Connecticut’s death spiral just sped up. Sad to report that, for a third year in a row, no new residents wanted to move into the state. Absolutely no one. And that should terrify everyone.
OZY, a daily digital magazine, says the state’s general population shrunk again. This time, however, the state saw the exodus of some of its most valuable residents. GE finally up and left and now Aetna says it’ll follow close behind.
Between 2015 to 2016, the state lost an additional 14,000 residents. Unfortunately, those numbers will only deepen thanks to the ongoing financial crisis and additional threats from our biggest anchor businesses. On top of that, we ended our last fiscal year $22.7 million in debt and made it to month 4 with no new budget.
Also, with two of our biggest businesses leaving for Boston and New York City, it begs to question just how Connecticut as a whole can compete with these two booming cities. What do they have that we don’t?
The biggest issue is young workers and their demands.

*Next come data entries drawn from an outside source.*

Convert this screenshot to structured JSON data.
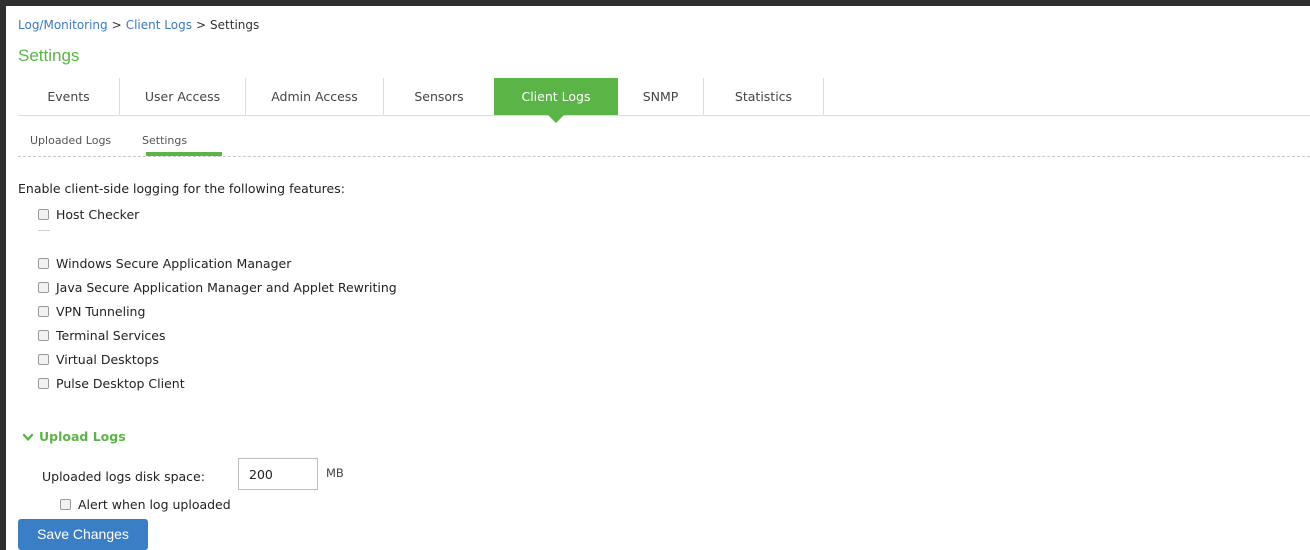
{
  "breadcrumb": {
    "part1": "Log/Monitoring",
    "sep1": ">",
    "part2": "Client Logs",
    "sep2": ">",
    "part3": "Settings"
  },
  "page": {
    "title": "Settings"
  },
  "tabs": [
    {
      "label": "Events"
    },
    {
      "label": "User Access"
    },
    {
      "label": "Admin Access"
    },
    {
      "label": "Sensors"
    },
    {
      "label": "Client Logs",
      "active": true
    },
    {
      "label": "SNMP"
    },
    {
      "label": "Statistics"
    }
  ],
  "subtabs": [
    {
      "label": "Uploaded Logs"
    },
    {
      "label": "Settings",
      "active": true
    }
  ],
  "logging": {
    "intro": "Enable client-side logging for the following features:",
    "features": [
      {
        "label": "Host Checker",
        "checked": false
      },
      {
        "label": "Windows Secure Application Manager",
        "checked": false
      },
      {
        "label": "Java Secure Application Manager and Applet Rewriting",
        "checked": false
      },
      {
        "label": "VPN Tunneling",
        "checked": false
      },
      {
        "label": "Terminal Services",
        "checked": false
      },
      {
        "label": "Virtual Desktops",
        "checked": false
      },
      {
        "label": "Pulse Desktop Client",
        "checked": false
      }
    ]
  },
  "upload": {
    "heading": "Upload Logs",
    "disk_label": "Uploaded logs disk space:",
    "disk_value": "200",
    "disk_unit": "MB",
    "alert_label": "Alert when log uploaded",
    "alert_checked": false
  },
  "actions": {
    "save_label": "Save Changes"
  },
  "colors": {
    "accent_green": "#5bb546",
    "link_blue": "#3a7ac1",
    "button_blue": "#3a7fc6"
  }
}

The next generation of workers want to live in urban areas with plenty of activities to do that allows them to connect and meet with new people. Plus, they want a competitive salary and low taxes.

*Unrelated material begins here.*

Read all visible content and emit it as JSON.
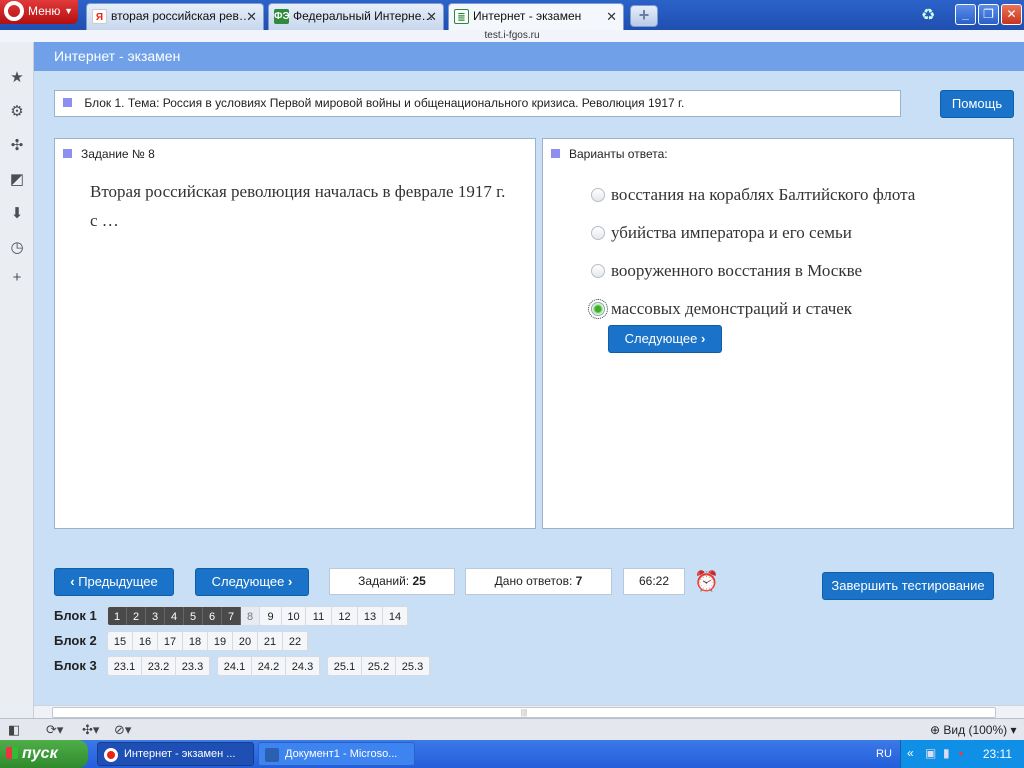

The latter are two things Connecticut really can’t compete with. As for our entertainment offerings, we have several opportunities – but not nearly on the same scale as NYC.
Connecticut was once attractive. Baby boomers and Generation X flocked to Connecticut for its educational institutions and beautiful scenery. On top of that, CT remained one of the safest areas to raise a family.
Unfortunately, Connecticut didn’t change with the times and still markets itself as it did in the 80’s. New residents don’t want rolling hills and good schools, they want short commute times and excitement.
Not to mention, millennials are the least married and most childless generation. Millennials also happened to be the first generation to be paid less than the previous one. Add that millennials happen to be the most educated generation, which also means student loans. Meaning, millennials also happen to be the most indebted generation.
So, that’s why no one wants to move to Connecticut. These young residents don’t want to start a family. They want to pay off their student loans and afford a roof over their head, first. Which, unfortunately, will take a while.
Considering Connecticut also has some of the highest rental and housing prices in the nation, that also works against us in attracting new workers. You may want to work here all you want, but you can only do that if you can find an affordable place to live.
Not to mention, our woefully high taxes which also take a hefty bite out of our paychecks. So, living in CT is like a financial juggling act that many find too difficult and burdensome to deal with. Why jump through all these hoops when you can live in a city with mass transportation and competitive apartment pricing?
Also, good to note, millennials also own the least amount of cars out of all other generations, too. And Connecticut doesn’t offer many mass transportation options besides Metro North and that bus line to nowhere… Perhaps a few city line buses, but that’s about it. If you live in Connecticut and don’t have a car, you’re SOL.
So, let’s recap. Connecticut lost residents due to its high taxes, fiscal crisis, inability to compete with major cities, and hasn’t updated its PR package since the 1980’s. Unless this state becomes more affordable to young workers, the state will see another drop in its population next year.
Can Connecticut catch up with NYC and Boston? Perhaps. But not fast enough. Connecticut needs to reinvent itself in order to survive and that’ll take a lot of soul searching.
What do you think will happen to CT? Will the state turn itself around in time or will we lose more and more valuable residents until the ship capsizes?